Extracted records:
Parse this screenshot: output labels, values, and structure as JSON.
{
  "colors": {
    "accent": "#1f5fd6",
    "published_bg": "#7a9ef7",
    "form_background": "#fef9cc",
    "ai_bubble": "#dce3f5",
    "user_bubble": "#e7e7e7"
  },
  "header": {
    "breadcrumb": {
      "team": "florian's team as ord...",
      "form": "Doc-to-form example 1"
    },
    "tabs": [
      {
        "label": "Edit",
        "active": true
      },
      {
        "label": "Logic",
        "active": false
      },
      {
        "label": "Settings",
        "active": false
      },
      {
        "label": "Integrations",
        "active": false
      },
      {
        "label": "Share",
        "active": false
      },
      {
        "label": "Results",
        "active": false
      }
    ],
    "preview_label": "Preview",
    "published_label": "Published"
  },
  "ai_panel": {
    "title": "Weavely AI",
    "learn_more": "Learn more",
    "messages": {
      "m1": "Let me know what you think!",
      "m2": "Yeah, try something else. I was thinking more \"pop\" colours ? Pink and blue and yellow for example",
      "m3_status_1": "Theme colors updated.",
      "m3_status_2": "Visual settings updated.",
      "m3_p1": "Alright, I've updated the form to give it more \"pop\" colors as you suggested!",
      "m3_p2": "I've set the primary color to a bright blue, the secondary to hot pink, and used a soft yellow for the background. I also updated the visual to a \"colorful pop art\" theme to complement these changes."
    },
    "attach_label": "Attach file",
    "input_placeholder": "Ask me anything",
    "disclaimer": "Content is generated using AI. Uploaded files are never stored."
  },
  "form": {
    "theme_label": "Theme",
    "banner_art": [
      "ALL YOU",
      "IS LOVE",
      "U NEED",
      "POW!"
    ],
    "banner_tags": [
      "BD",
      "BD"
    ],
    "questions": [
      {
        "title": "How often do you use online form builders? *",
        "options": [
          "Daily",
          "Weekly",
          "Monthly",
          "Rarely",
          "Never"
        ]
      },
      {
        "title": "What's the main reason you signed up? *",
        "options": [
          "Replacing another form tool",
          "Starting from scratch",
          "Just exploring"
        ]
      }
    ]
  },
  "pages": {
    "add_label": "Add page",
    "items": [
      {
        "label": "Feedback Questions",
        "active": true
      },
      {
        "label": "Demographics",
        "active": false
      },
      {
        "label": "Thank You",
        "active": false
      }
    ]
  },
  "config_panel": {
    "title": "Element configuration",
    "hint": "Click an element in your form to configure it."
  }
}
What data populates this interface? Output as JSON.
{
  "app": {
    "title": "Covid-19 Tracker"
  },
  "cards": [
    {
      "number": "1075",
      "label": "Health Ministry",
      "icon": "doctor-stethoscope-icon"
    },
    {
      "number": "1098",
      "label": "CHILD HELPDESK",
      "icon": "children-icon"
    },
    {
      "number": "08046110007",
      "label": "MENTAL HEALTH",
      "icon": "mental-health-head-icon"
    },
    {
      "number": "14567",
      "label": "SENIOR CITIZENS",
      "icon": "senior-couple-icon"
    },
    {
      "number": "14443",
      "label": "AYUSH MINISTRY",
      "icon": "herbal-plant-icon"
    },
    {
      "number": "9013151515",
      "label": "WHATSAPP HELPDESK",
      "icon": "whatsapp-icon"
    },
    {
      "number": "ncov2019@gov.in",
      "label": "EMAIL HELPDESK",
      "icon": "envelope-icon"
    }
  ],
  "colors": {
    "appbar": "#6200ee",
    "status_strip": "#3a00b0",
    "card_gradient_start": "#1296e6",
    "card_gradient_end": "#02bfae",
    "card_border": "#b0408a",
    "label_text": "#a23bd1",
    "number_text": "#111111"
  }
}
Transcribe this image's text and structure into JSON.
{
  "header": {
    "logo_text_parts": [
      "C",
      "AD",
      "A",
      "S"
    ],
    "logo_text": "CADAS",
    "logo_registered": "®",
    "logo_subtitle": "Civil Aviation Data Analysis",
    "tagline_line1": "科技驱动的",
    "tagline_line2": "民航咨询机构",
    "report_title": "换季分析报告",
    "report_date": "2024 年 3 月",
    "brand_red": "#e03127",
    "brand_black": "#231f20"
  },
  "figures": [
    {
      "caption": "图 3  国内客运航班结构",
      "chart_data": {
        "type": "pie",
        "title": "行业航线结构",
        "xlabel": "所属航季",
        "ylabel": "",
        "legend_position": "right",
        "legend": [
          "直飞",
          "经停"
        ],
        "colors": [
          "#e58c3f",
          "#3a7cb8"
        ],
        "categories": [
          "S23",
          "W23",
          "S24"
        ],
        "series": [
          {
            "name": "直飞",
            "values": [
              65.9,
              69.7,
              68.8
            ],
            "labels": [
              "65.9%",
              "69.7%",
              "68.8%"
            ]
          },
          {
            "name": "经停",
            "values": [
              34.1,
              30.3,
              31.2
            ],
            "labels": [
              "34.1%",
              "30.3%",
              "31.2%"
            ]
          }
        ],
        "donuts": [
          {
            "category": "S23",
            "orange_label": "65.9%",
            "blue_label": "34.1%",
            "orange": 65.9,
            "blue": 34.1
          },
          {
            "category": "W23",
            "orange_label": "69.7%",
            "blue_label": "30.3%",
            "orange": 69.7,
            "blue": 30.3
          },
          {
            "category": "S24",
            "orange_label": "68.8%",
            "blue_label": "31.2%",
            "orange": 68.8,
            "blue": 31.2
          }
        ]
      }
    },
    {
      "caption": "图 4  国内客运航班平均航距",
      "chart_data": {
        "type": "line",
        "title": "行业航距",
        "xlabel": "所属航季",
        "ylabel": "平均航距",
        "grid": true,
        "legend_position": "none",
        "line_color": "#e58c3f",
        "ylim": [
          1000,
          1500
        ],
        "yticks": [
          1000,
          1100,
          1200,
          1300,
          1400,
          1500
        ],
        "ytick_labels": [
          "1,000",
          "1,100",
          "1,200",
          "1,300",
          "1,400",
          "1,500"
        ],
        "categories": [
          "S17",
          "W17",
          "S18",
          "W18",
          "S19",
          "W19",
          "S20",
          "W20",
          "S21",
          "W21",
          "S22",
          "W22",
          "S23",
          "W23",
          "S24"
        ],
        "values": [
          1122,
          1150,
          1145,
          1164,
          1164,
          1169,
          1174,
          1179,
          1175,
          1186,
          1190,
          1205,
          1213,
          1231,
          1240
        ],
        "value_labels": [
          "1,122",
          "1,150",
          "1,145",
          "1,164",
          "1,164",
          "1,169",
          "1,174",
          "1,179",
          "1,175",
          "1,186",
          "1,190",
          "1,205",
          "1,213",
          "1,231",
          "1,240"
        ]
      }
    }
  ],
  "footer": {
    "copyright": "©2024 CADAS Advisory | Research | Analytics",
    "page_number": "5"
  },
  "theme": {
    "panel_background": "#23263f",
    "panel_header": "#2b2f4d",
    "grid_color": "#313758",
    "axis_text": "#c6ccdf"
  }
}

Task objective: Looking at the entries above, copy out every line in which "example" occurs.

Answer section:
      "form": "Doc-to-form example 1"
      "m2": "Yeah, try something else. I was thinking more \"pop\" colours ? Pink and blue and yellow for example",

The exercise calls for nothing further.